SUPPLIED ENTRIES =
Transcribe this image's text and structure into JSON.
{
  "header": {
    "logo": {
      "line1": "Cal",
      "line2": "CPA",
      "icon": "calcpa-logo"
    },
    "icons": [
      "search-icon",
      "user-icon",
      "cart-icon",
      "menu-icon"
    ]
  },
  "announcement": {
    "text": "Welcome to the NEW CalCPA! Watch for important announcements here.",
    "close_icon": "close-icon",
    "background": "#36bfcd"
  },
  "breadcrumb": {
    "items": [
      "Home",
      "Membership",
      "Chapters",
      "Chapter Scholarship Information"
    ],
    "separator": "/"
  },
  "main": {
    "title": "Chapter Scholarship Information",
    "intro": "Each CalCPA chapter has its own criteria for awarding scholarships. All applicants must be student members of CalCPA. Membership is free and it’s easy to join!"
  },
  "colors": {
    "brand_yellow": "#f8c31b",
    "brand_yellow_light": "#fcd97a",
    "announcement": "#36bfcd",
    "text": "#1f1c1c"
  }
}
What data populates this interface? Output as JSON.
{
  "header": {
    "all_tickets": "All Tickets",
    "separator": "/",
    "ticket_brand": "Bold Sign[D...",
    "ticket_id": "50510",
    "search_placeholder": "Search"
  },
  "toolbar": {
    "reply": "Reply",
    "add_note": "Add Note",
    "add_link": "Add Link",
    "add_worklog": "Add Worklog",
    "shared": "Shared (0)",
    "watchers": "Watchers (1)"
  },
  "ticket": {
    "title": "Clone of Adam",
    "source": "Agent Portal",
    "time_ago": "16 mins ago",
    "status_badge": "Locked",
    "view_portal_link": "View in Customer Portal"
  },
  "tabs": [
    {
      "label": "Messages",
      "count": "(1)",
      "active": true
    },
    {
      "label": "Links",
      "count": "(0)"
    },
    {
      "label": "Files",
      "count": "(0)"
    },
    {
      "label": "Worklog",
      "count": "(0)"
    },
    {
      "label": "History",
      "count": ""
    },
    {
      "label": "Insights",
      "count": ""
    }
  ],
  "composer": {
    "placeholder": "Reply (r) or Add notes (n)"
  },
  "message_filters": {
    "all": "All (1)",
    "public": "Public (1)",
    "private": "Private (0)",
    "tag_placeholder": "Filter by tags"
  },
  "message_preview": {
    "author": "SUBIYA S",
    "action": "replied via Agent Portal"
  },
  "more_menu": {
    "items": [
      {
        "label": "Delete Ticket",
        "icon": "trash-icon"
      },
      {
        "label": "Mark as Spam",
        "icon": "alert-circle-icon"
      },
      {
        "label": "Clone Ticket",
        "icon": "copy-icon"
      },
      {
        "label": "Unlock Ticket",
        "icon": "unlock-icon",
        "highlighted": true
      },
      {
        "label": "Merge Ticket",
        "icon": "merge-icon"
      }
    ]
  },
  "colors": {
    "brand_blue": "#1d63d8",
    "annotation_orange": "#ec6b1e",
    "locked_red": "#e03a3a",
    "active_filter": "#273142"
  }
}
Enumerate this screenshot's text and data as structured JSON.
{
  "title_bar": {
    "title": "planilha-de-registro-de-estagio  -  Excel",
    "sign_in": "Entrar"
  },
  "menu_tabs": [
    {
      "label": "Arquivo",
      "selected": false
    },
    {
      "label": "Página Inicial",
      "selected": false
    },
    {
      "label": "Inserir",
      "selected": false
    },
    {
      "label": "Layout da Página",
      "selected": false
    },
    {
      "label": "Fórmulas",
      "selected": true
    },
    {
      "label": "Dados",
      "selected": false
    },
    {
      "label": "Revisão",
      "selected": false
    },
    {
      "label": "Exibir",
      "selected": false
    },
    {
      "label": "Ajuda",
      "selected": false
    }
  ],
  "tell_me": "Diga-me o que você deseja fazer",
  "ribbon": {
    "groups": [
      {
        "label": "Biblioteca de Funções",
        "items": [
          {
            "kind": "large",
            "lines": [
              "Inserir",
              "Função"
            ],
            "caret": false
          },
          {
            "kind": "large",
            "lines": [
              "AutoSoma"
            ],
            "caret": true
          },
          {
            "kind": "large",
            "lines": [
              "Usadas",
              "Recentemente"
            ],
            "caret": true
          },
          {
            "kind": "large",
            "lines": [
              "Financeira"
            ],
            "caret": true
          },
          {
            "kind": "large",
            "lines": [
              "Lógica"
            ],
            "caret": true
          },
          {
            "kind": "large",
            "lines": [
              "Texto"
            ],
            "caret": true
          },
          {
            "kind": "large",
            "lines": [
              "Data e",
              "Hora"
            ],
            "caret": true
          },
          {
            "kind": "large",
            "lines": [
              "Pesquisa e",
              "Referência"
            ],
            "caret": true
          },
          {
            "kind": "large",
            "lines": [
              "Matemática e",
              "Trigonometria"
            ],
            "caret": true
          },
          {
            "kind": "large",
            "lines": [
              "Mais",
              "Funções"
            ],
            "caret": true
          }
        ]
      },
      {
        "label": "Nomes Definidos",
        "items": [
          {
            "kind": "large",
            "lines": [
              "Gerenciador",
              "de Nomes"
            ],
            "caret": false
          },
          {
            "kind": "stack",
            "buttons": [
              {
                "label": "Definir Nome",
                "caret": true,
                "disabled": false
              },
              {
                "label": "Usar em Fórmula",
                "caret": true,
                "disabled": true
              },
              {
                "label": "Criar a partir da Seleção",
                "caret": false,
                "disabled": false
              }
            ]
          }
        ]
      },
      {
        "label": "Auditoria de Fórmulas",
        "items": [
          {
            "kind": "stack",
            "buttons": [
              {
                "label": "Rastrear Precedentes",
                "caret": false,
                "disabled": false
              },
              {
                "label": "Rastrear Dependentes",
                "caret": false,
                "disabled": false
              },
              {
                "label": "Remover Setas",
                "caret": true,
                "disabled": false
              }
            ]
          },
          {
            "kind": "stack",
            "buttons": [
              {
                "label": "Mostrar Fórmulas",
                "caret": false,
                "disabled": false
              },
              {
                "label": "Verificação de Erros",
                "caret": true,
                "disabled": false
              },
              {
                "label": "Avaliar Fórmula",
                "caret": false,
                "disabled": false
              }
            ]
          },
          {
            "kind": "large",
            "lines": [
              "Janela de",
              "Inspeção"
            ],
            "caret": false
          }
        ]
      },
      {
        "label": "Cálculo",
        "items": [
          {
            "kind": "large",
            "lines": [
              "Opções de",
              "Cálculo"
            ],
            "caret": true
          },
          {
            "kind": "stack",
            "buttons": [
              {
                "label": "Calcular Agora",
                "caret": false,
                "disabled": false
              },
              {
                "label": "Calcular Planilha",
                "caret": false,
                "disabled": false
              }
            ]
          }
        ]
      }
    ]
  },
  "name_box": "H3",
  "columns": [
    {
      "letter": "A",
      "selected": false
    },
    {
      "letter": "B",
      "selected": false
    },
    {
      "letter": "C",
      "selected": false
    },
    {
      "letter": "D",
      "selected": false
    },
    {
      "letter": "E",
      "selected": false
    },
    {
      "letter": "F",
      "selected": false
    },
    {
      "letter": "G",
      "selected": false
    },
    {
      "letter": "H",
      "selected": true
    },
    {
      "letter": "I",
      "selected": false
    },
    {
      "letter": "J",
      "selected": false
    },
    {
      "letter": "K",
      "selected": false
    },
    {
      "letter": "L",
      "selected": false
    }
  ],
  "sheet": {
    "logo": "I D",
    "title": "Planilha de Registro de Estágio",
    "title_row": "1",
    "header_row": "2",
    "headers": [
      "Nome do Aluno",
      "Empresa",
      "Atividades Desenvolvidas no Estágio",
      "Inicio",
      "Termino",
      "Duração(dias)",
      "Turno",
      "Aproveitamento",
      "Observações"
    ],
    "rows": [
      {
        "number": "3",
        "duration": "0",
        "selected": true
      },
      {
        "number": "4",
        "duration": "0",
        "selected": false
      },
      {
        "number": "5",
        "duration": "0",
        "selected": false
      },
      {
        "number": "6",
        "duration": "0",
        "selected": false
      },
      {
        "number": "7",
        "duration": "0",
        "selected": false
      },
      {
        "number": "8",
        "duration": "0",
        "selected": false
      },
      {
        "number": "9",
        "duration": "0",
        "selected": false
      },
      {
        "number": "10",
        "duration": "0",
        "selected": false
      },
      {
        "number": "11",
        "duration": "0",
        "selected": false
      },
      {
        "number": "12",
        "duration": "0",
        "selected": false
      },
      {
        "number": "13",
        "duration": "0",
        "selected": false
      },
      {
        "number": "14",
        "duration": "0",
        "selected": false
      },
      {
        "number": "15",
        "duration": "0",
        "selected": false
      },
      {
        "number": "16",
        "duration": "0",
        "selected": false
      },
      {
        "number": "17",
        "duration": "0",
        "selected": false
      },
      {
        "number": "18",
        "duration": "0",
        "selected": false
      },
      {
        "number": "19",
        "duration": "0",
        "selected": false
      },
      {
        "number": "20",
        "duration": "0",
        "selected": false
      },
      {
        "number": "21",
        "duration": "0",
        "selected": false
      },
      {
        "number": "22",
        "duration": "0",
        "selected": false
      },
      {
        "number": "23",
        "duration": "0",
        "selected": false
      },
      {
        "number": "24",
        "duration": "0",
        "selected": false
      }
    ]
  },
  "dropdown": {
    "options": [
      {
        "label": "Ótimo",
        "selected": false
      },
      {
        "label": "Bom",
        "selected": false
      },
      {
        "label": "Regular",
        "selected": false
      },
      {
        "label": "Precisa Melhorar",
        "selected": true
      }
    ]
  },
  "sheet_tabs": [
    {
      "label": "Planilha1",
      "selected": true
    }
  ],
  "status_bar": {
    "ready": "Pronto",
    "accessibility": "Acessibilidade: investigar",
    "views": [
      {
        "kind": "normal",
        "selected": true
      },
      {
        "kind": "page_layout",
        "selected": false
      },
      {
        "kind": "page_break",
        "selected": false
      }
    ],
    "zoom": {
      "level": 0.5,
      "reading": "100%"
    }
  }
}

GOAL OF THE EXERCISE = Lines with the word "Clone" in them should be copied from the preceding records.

WRITTEN RESPONSE =
    "title": "Clone of Adam",
        "label": "Clone Ticket",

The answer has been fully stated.